The task: Would you reproduce each line below exactly, leaving every picture out?

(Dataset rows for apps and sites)
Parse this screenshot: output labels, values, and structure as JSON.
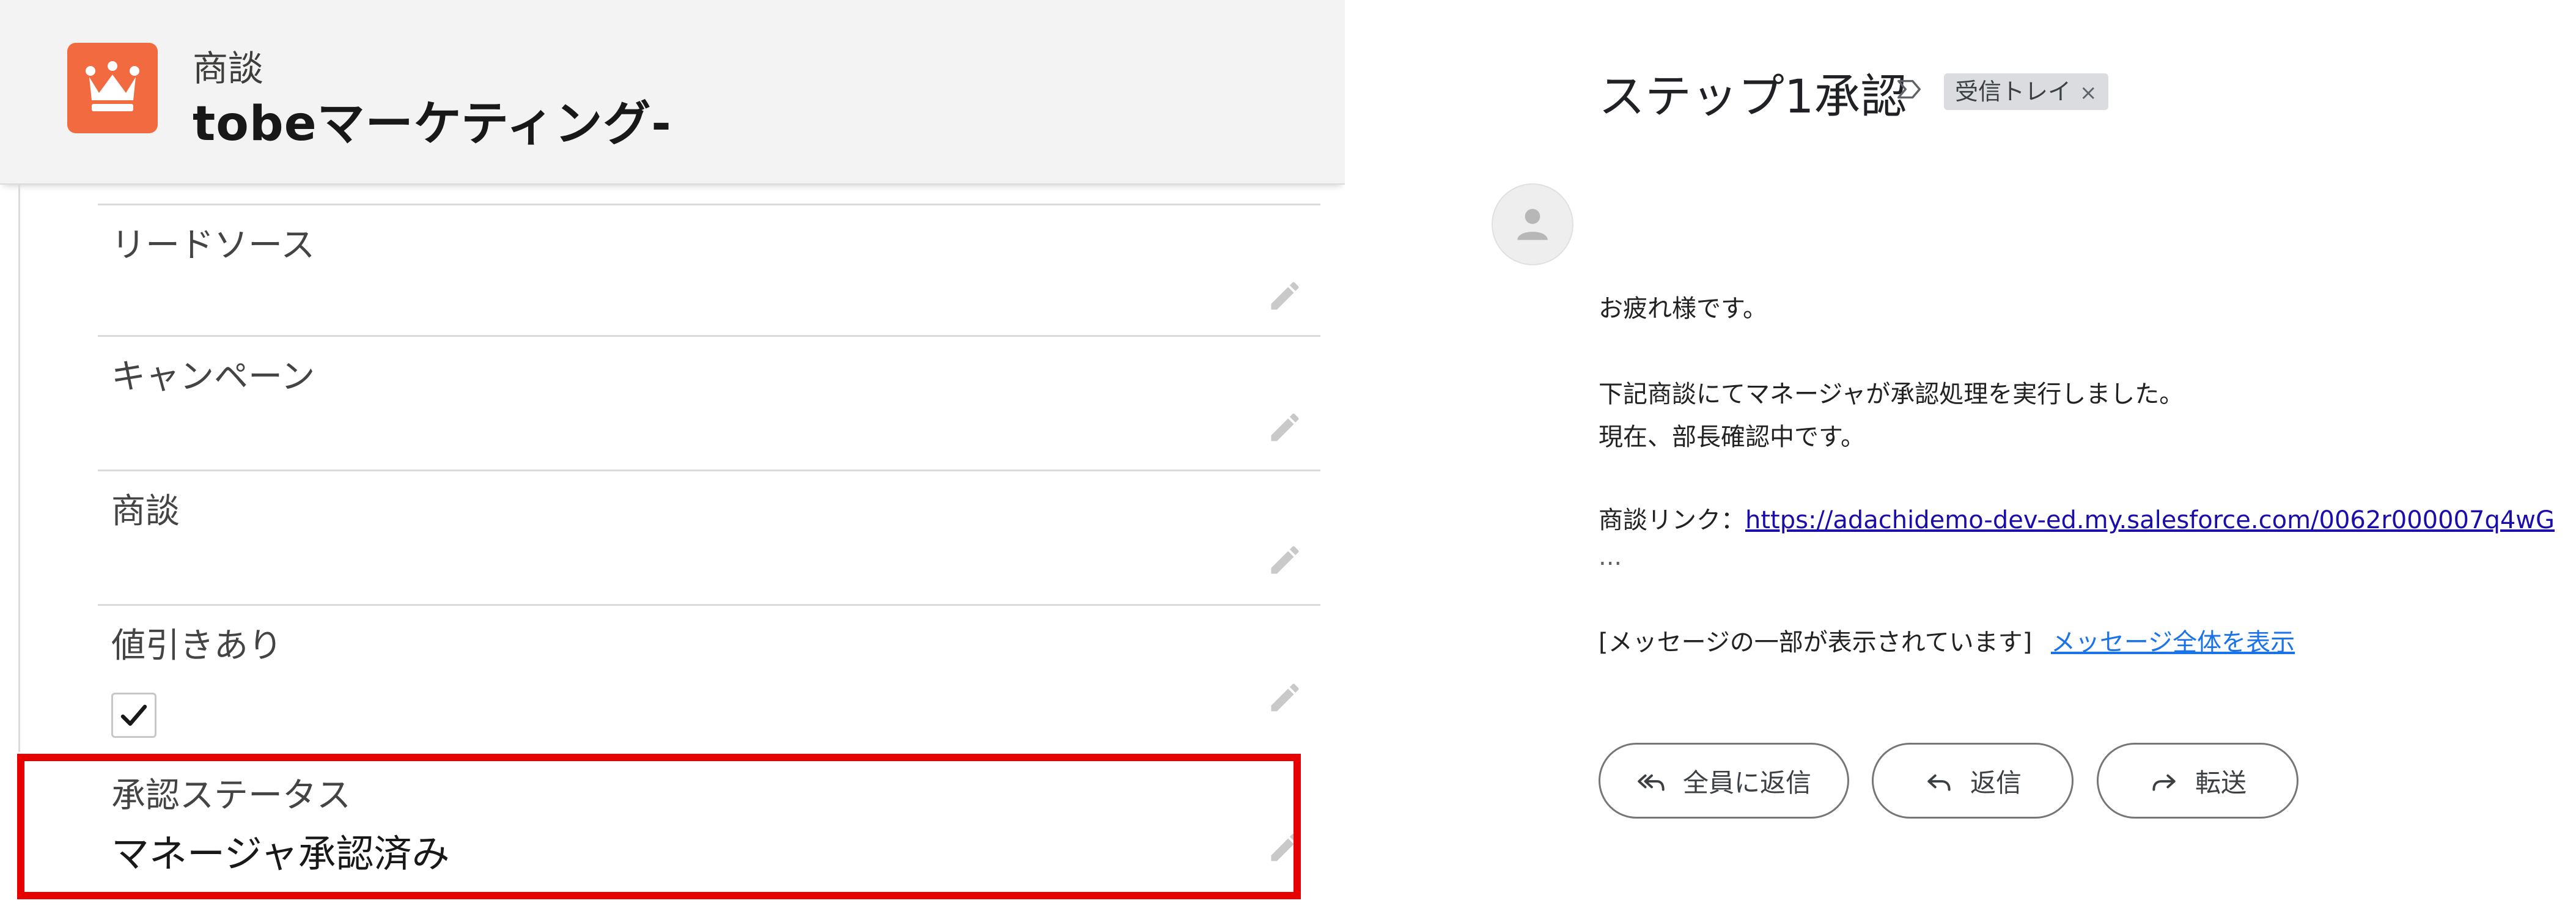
{
  "record": {
    "object_label": "商談",
    "title": "tobeマーケティング-",
    "icon": "crown-icon",
    "brand_color": "#f26a3f"
  },
  "fields": [
    {
      "label": "リードソース",
      "value": ""
    },
    {
      "label": "キャンペーン",
      "value": ""
    },
    {
      "label": "商談",
      "value": ""
    },
    {
      "label": "値引きあり",
      "checked": true
    },
    {
      "label": "承認ステータス",
      "value": "マネージャ承認済み"
    }
  ],
  "highlight_color": "#e60000",
  "email": {
    "subject": "ステップ1承認",
    "label_chip": "受信トレイ",
    "label_chip_close": "×",
    "greeting": "お疲れ様です。",
    "line1": "下記商談にてマネージャが承認処理を実行しました。",
    "line2": "現在、部長確認中です。",
    "link_prefix": "商談リンク：",
    "link_url": "https://adachidemo-dev-ed.my.salesforce.com/0062r000007q4wG",
    "ellipsis": "...",
    "clipped_notice": "[メッセージの一部が表示されています]",
    "view_full": "メッセージ全体を表示"
  },
  "actions": {
    "reply_all": "全員に返信",
    "reply": "返信",
    "forward": "転送"
  }
}
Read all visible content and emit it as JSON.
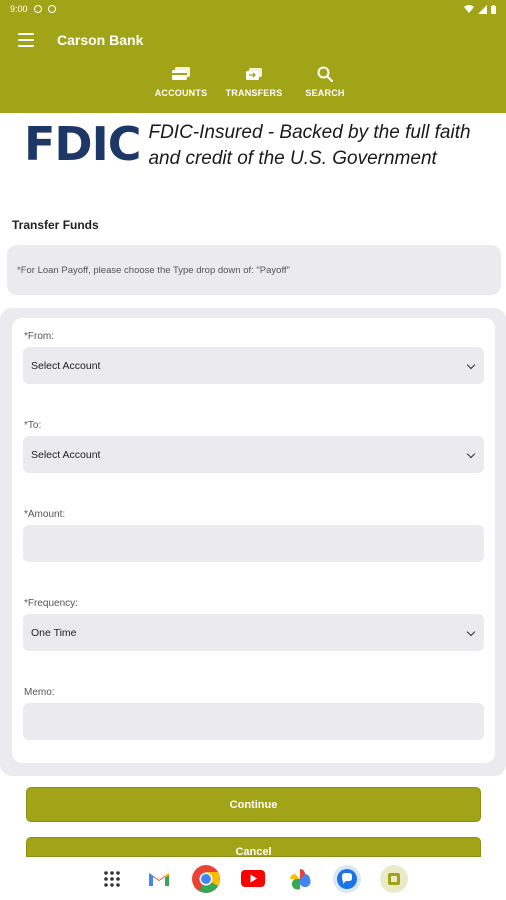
{
  "status_bar": {
    "time": "9:00"
  },
  "app": {
    "title": "Carson Bank",
    "brand_color": "#a2a417"
  },
  "nav": {
    "items": [
      {
        "label": "ACCOUNTS",
        "icon": "credit-card-icon"
      },
      {
        "label": "TRANSFERS",
        "icon": "transfer-icon"
      },
      {
        "label": "SEARCH",
        "icon": "search-icon"
      }
    ]
  },
  "fdic": {
    "logo": "FDIC",
    "line1": "FDIC-Insured - Backed by the full faith",
    "line2": "and credit of the U.S. Government"
  },
  "page": {
    "title": "Transfer Funds",
    "note": "*For Loan Payoff, please choose the Type drop down of: \"Payoff\""
  },
  "form": {
    "from_label": "*From:",
    "from_value": "Select Account",
    "to_label": "*To:",
    "to_value": "Select Account",
    "amount_label": "*Amount:",
    "amount_value": "",
    "frequency_label": "*Frequency:",
    "frequency_value": "One Time",
    "memo_label": "Memo:",
    "memo_value": ""
  },
  "actions": {
    "continue_label": "Continue",
    "cancel_label": "Cancel"
  },
  "dock": {
    "apps": [
      "app-drawer-icon",
      "gmail-icon",
      "chrome-icon",
      "youtube-icon",
      "photos-icon",
      "messages-icon",
      "notes-app-icon"
    ]
  }
}
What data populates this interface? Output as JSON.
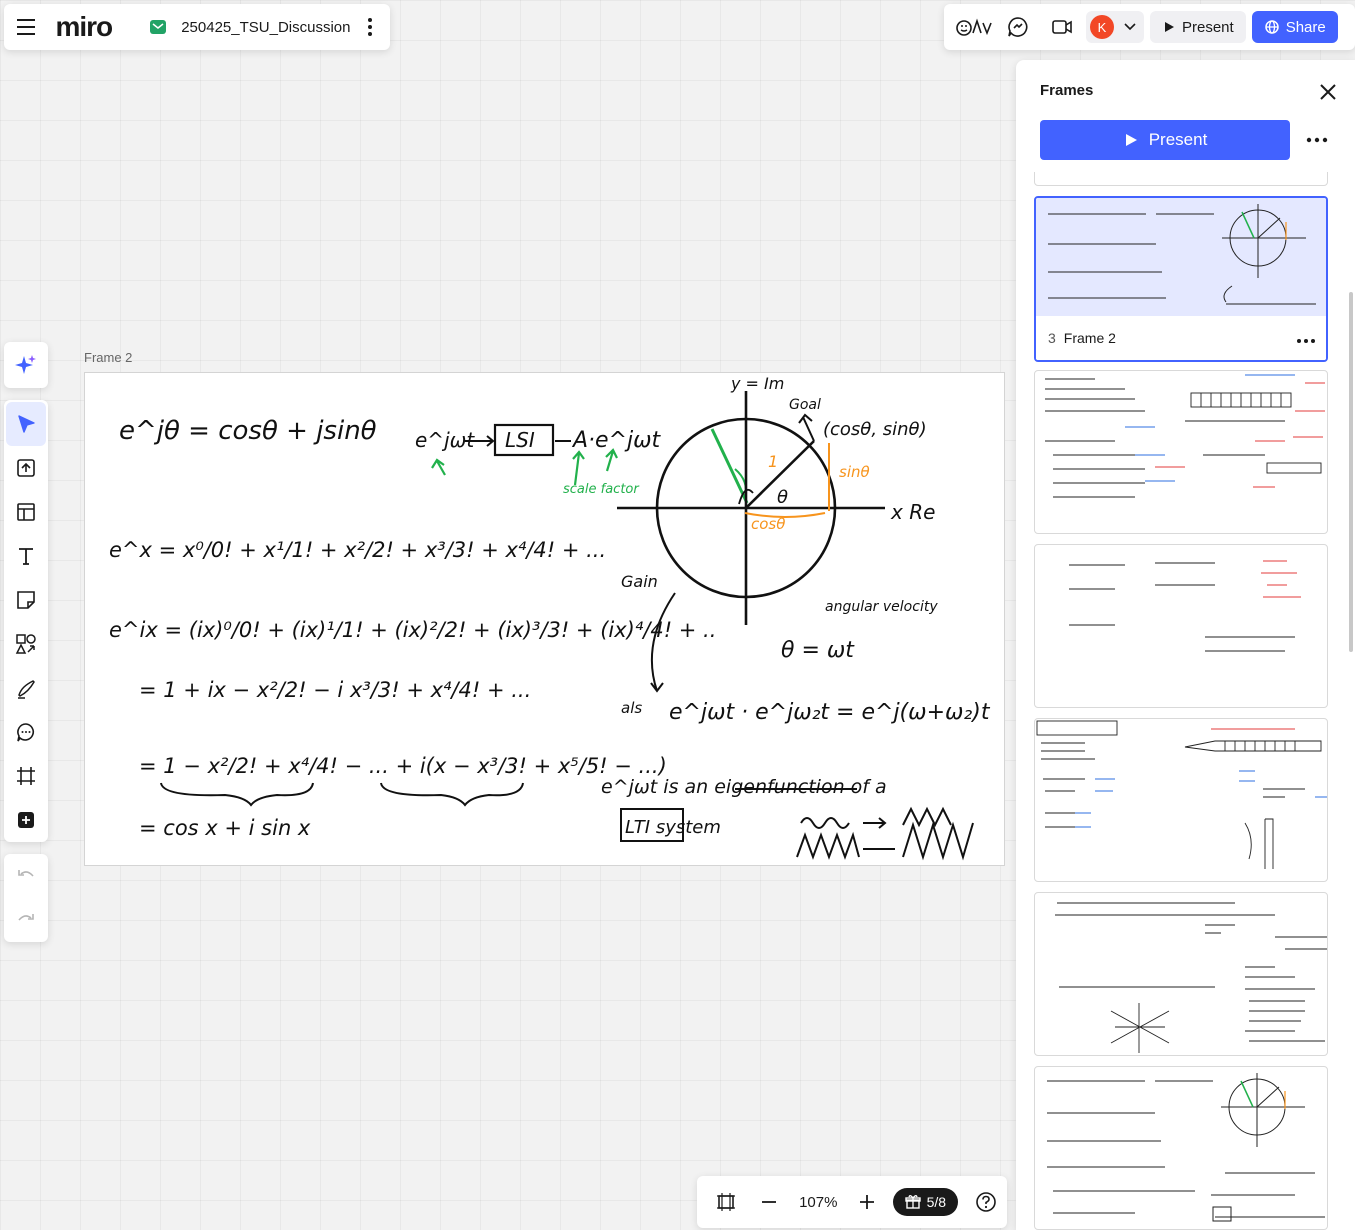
{
  "header": {
    "logo": "miro",
    "board_title": "250425_TSU_Discussion"
  },
  "topbar": {
    "avatar_initial": "K",
    "present_label": "Present",
    "share_label": "Share"
  },
  "toolbar": {
    "tools": [
      "ai-sparkle",
      "select",
      "upload",
      "templates",
      "text",
      "sticky-note",
      "shapes",
      "pen",
      "comment",
      "frame",
      "more"
    ]
  },
  "canvas": {
    "frame_label": "Frame 2",
    "whiteboard": {
      "euler": "e^jθ = cosθ + jsinθ",
      "lsi_input": "e^jωt",
      "lsi_box": "LSI",
      "lsi_output": "A·e^jωt",
      "scale_note": "scale factor",
      "series_1": "e^x = x⁰/0! + x¹/1! + x²/2! + x³/3! + x⁴/4! + ...",
      "series_2": "e^ix = (ix)⁰/0! + (ix)¹/1! + (ix)²/2! + (ix)³/3! + (ix)⁴/4! + ..",
      "series_3": "= 1 + ix − x²/2! − i x³/3! + x⁴/4! + ...",
      "series_4": "= 1 − x²/2! + x⁴/4! − ...  + i(x − x³/3! + x⁵/5! − ...)",
      "series_5": "= cos x          + i sin x",
      "axis_y": "y = Im",
      "axis_x": "x  Re",
      "goal": "Goal",
      "point": "(cosθ, sinθ)",
      "sin": "sinθ",
      "cos": "cosθ",
      "one": "1",
      "theta": "θ",
      "gain": "Gain",
      "angular": "angular velocity",
      "theta_eq": "θ = ωt",
      "also": "als",
      "product": "e^jωt · e^jω₂t = e^j(ω+ω₂)t",
      "eigen": "e^jωt is an eigenfunction of a",
      "lti": "LTI system"
    }
  },
  "frames_panel": {
    "title": "Frames",
    "present_label": "Present",
    "frames": [
      {
        "number": "3",
        "name": "Frame 2",
        "selected": true
      }
    ]
  },
  "bottombar": {
    "zoom": "107%",
    "page": "5/8"
  },
  "colors": {
    "accent": "#4262ff",
    "green_ink": "#22b14c",
    "orange_ink": "#f7941d",
    "blue_ink": "#2d6fe0",
    "red_ink": "#e33b3b"
  }
}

Output of the task:
Parse this screenshot: output labels, values, and structure as JSON.
{
  "record": {
    "object_label": "商談",
    "title": "tobeマーケティング-",
    "icon": "crown-icon",
    "brand_color": "#f26a3f"
  },
  "fields": [
    {
      "label": "リードソース",
      "value": ""
    },
    {
      "label": "キャンペーン",
      "value": ""
    },
    {
      "label": "商談",
      "value": ""
    },
    {
      "label": "値引きあり",
      "checked": true
    },
    {
      "label": "承認ステータス",
      "value": "マネージャ承認済み"
    }
  ],
  "highlight_color": "#e60000",
  "email": {
    "subject": "ステップ1承認",
    "label_chip": "受信トレイ",
    "label_chip_close": "×",
    "greeting": "お疲れ様です。",
    "line1": "下記商談にてマネージャが承認処理を実行しました。",
    "line2": "現在、部長確認中です。",
    "link_prefix": "商談リンク：",
    "link_url": "https://adachidemo-dev-ed.my.salesforce.com/0062r000007q4wG",
    "ellipsis": "...",
    "clipped_notice": "[メッセージの一部が表示されています]",
    "view_full": "メッセージ全体を表示"
  },
  "actions": {
    "reply_all": "全員に返信",
    "reply": "返信",
    "forward": "転送"
  }
}
Read all visible content and emit it as JSON.
{
  "status_bar": {
    "time": "9:00"
  },
  "app": {
    "title": "Carson Bank",
    "brand_color": "#a2a417"
  },
  "nav": {
    "items": [
      {
        "label": "ACCOUNTS",
        "icon": "credit-card-icon"
      },
      {
        "label": "TRANSFERS",
        "icon": "transfer-icon"
      },
      {
        "label": "SEARCH",
        "icon": "search-icon"
      }
    ]
  },
  "fdic": {
    "logo": "FDIC",
    "line1": "FDIC-Insured - Backed by the full faith",
    "line2": "and credit of the U.S. Government"
  },
  "page": {
    "title": "Transfer Funds",
    "note": "*For Loan Payoff, please choose the Type drop down of: \"Payoff\""
  },
  "form": {
    "from_label": "*From:",
    "from_value": "Select Account",
    "to_label": "*To:",
    "to_value": "Select Account",
    "amount_label": "*Amount:",
    "amount_value": "",
    "frequency_label": "*Frequency:",
    "frequency_value": "One Time",
    "memo_label": "Memo:",
    "memo_value": ""
  },
  "actions": {
    "continue_label": "Continue",
    "cancel_label": "Cancel"
  },
  "dock": {
    "apps": [
      "app-drawer-icon",
      "gmail-icon",
      "chrome-icon",
      "youtube-icon",
      "photos-icon",
      "messages-icon",
      "notes-app-icon"
    ]
  }
}
What data populates this interface? Output as JSON.
{
  "header": {
    "logo": "miro",
    "board_title": "250425_TSU_Discussion"
  },
  "topbar": {
    "avatar_initial": "K",
    "present_label": "Present",
    "share_label": "Share"
  },
  "toolbar": {
    "tools": [
      "ai-sparkle",
      "select",
      "upload",
      "templates",
      "text",
      "sticky-note",
      "shapes",
      "pen",
      "comment",
      "frame",
      "more"
    ]
  },
  "canvas": {
    "frame_label": "Frame 2",
    "whiteboard": {
      "euler": "e^jθ = cosθ + jsinθ",
      "lsi_input": "e^jωt",
      "lsi_box": "LSI",
      "lsi_output": "A·e^jωt",
      "scale_note": "scale factor",
      "series_1": "e^x = x⁰/0! + x¹/1! + x²/2! + x³/3! + x⁴/4! + ...",
      "series_2": "e^ix = (ix)⁰/0! + (ix)¹/1! + (ix)²/2! + (ix)³/3! + (ix)⁴/4! + ..",
      "series_3": "= 1 + ix − x²/2! − i x³/3! + x⁴/4! + ...",
      "series_4": "= 1 − x²/2! + x⁴/4! − ...  + i(x − x³/3! + x⁵/5! − ...)",
      "series_5": "= cos x          + i sin x",
      "axis_y": "y = Im",
      "axis_x": "x  Re",
      "goal": "Goal",
      "point": "(cosθ, sinθ)",
      "sin": "sinθ",
      "cos": "cosθ",
      "one": "1",
      "theta": "θ",
      "gain": "Gain",
      "angular": "angular velocity",
      "theta_eq": "θ = ωt",
      "also": "als",
      "product": "e^jωt · e^jω₂t = e^j(ω+ω₂)t",
      "eigen": "e^jωt is an eigenfunction of a",
      "lti": "LTI system"
    }
  },
  "frames_panel": {
    "title": "Frames",
    "present_label": "Present",
    "frames": [
      {
        "number": "3",
        "name": "Frame 2",
        "selected": true
      }
    ]
  },
  "bottombar": {
    "zoom": "107%",
    "page": "5/8"
  },
  "colors": {
    "accent": "#4262ff",
    "green_ink": "#22b14c",
    "orange_ink": "#f7941d",
    "blue_ink": "#2d6fe0",
    "red_ink": "#e33b3b"
  }
}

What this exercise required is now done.